# Source data
____

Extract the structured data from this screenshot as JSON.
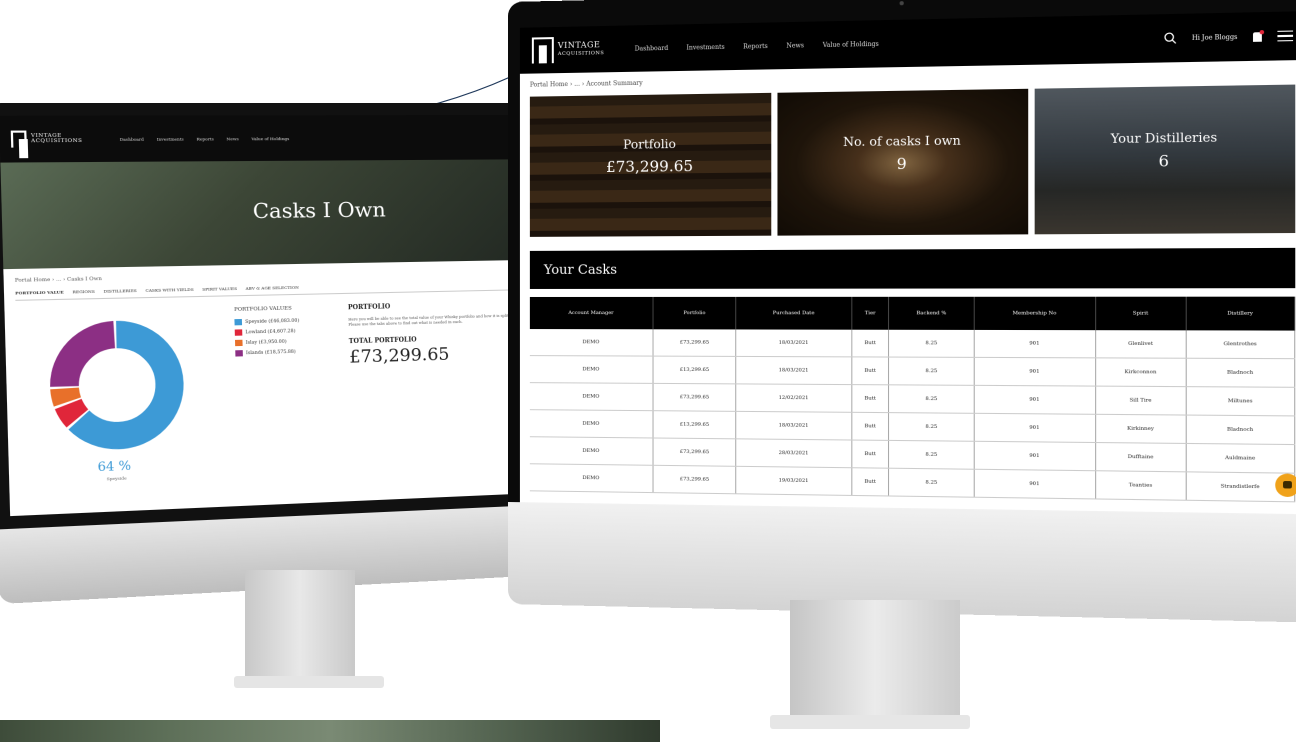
{
  "back_screen": {
    "logo": {
      "line1": "VINTAGE",
      "line2": "ACQUISITIONS"
    },
    "nav": [
      "Dashboard",
      "Investments",
      "Reports",
      "News",
      "Value of Holdings"
    ],
    "hero_title": "Casks I Own",
    "breadcrumb": "Portal Home  ›  ...  ›  Casks I Own",
    "tabs": [
      "PORTFOLIO VALUE",
      "REGIONS",
      "DISTILLERIES",
      "CASKS WITH YIELDS",
      "SPIRIT VALUES",
      "ABV & AGE SELECTION"
    ],
    "legend_title": "PORTFOLIO VALUES",
    "legend": [
      {
        "label": "Speyside (£46,083.00)",
        "color": "#3d9ad6"
      },
      {
        "label": "Lowland (£4,607.28)",
        "color": "#e0263a"
      },
      {
        "label": "Islay (£3,950.00)",
        "color": "#e8702a"
      },
      {
        "label": "Islands (£18,575.88)",
        "color": "#8c2f84"
      }
    ],
    "portfolio_heading": "PORTFOLIO",
    "portfolio_text": "Here you will be able to see the total value of your Whisky portfolio and how it is split across collections. Please use the tabs above to find out what is needed in each.",
    "total_label": "TOTAL PORTFOLIO",
    "total_value": "£73,299.65",
    "donut_percent": "64 %",
    "donut_caption": "Speyside",
    "donut_values": [
      64,
      6,
      5,
      25
    ]
  },
  "front_screen": {
    "logo": {
      "line1": "VINTAGE",
      "line2": "ACQUISITIONS"
    },
    "nav": [
      "Dashboard",
      "Investments",
      "Reports",
      "News",
      "Value of Holdings"
    ],
    "user_label": "Hi Joe Bloggs",
    "breadcrumb": "Portal Home  ›  ...  ›  Account Summary",
    "cards": [
      {
        "title": "Portfolio",
        "value": "£73,299.65"
      },
      {
        "title": "No. of casks I own",
        "value": "9"
      },
      {
        "title": "Your Distilleries",
        "value": "6"
      }
    ],
    "section_title": "Your Casks",
    "table": {
      "headers": [
        "Account Manager",
        "Portfolio",
        "Purchased Date",
        "Tier",
        "Backend %",
        "Membership No",
        "Spirit",
        "Distillery"
      ],
      "rows": [
        [
          "DEMO",
          "£73,299.65",
          "18/03/2021",
          "Butt",
          "8.25",
          "901",
          "Glenlivet",
          "Glentrothes"
        ],
        [
          "DEMO",
          "£13,299.65",
          "18/03/2021",
          "Butt",
          "8.25",
          "901",
          "Kirkconnon",
          "Bladnoch"
        ],
        [
          "DEMO",
          "£73,299.65",
          "12/02/2021",
          "Butt",
          "8.25",
          "901",
          "Sill Tire",
          "Miltunes"
        ],
        [
          "DEMO",
          "£13,299.65",
          "18/03/2021",
          "Butt",
          "8.25",
          "901",
          "Kirkinney",
          "Bladnoch"
        ],
        [
          "DEMO",
          "£73,299.65",
          "28/03/2021",
          "Butt",
          "8.25",
          "901",
          "Dufftaine",
          "Auldmaine"
        ],
        [
          "DEMO",
          "£73,299.65",
          "19/03/2021",
          "Butt",
          "8.25",
          "901",
          "Teanties",
          "Strandistlerfe"
        ]
      ]
    }
  }
}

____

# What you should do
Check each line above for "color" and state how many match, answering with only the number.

# Exercise solution
4